Surveillance and urban resilience are, in this context, intimately connected – a theme explored in detail in a newly released Routledge Handbook of Surveillance Studies which provides a state-of- the-art analysis of how surveillance has developed and it is now deployed in a variety of contexts utilising a host of techniques and technologies. In particular relation to urban resilience, the rise of digital surveillance in the late modern city is explored with the UK being seen as the global CCTV capital (although with others such as China catching up fast). Of particular importance here are:
the explicit role the military have in advancing CCTV technologies and then deploying them in civilian contexts;
- the enhanced role of the private sector in driving technological development and deployment forward; and,
- the increasing ability of surveillance to act as a sorting mechanisms to screen out ‘the poor’ or ‘undesirables’.

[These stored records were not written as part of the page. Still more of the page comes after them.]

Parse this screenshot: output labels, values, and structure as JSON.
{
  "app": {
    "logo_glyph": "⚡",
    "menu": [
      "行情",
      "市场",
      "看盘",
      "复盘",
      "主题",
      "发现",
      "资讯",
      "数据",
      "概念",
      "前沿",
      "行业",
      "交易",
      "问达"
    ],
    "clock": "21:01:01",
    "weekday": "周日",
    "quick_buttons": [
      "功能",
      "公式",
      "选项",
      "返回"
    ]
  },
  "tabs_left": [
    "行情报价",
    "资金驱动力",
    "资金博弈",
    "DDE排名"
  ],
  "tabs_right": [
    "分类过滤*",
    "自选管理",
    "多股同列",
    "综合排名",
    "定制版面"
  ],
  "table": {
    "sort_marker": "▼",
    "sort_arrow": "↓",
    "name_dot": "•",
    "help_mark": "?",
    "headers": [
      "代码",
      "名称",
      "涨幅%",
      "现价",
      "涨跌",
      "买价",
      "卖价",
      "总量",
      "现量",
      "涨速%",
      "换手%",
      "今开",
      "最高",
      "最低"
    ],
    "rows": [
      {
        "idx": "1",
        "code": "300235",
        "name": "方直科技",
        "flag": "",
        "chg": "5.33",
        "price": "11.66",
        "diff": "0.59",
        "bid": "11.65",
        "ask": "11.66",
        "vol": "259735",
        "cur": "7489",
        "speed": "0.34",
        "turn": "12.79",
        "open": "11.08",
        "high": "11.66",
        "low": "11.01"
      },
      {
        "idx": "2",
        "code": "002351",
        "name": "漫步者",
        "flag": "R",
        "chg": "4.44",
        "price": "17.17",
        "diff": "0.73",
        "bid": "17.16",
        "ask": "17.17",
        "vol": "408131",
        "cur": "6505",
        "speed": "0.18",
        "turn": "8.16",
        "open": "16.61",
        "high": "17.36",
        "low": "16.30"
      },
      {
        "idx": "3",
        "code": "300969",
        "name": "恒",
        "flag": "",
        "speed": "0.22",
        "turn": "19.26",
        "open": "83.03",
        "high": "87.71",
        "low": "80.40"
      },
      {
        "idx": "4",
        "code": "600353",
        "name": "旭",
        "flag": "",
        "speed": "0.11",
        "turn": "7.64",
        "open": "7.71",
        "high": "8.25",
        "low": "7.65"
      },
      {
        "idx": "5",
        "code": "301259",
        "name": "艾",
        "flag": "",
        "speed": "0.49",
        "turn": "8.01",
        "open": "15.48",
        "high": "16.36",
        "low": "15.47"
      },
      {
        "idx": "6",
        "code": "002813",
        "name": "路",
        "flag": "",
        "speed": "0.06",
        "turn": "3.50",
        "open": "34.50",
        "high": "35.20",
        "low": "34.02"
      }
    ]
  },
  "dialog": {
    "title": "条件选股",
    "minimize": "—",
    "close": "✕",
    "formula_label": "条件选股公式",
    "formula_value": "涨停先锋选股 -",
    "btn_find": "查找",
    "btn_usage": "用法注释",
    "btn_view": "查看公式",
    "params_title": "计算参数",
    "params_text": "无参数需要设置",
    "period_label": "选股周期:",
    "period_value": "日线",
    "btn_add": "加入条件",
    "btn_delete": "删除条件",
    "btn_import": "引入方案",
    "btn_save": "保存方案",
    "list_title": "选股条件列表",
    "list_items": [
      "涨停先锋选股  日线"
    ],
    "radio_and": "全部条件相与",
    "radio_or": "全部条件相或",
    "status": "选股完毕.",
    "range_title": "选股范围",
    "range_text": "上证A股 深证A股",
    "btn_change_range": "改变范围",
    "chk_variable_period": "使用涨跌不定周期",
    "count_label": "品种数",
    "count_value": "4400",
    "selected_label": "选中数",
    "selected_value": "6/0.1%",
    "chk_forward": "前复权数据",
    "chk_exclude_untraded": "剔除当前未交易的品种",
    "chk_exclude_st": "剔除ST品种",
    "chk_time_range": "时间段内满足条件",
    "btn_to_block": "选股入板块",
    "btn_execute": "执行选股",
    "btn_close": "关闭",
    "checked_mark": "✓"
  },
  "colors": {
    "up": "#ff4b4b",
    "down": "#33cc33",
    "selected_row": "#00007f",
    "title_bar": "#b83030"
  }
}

This third point is particularly important given the mistrust that such overt surveillance can create between the police and particular ‘targeted’ communities. Perhaps ironically it is often the same communities that expensive community development programmes regularly target with urban regeneration initiatives and capacity building measures aimed at improving their resilience to shock. Urban video surveillance is therefore a double edged sword which can both enhance urban resilience but can also mean that some members of civil society will not wish to engage with emergency responders to enhance their ability to cope with a range of disruptive challenges. In this context the role and responsibilities of the urban managers of surveillance systems is crucial to ensure there is adequate consensus over its use and that the positive benefits for overall urban resilience are not lost.
* see the online journal Surveillance and Society for a detailed expose of all things surveillance-related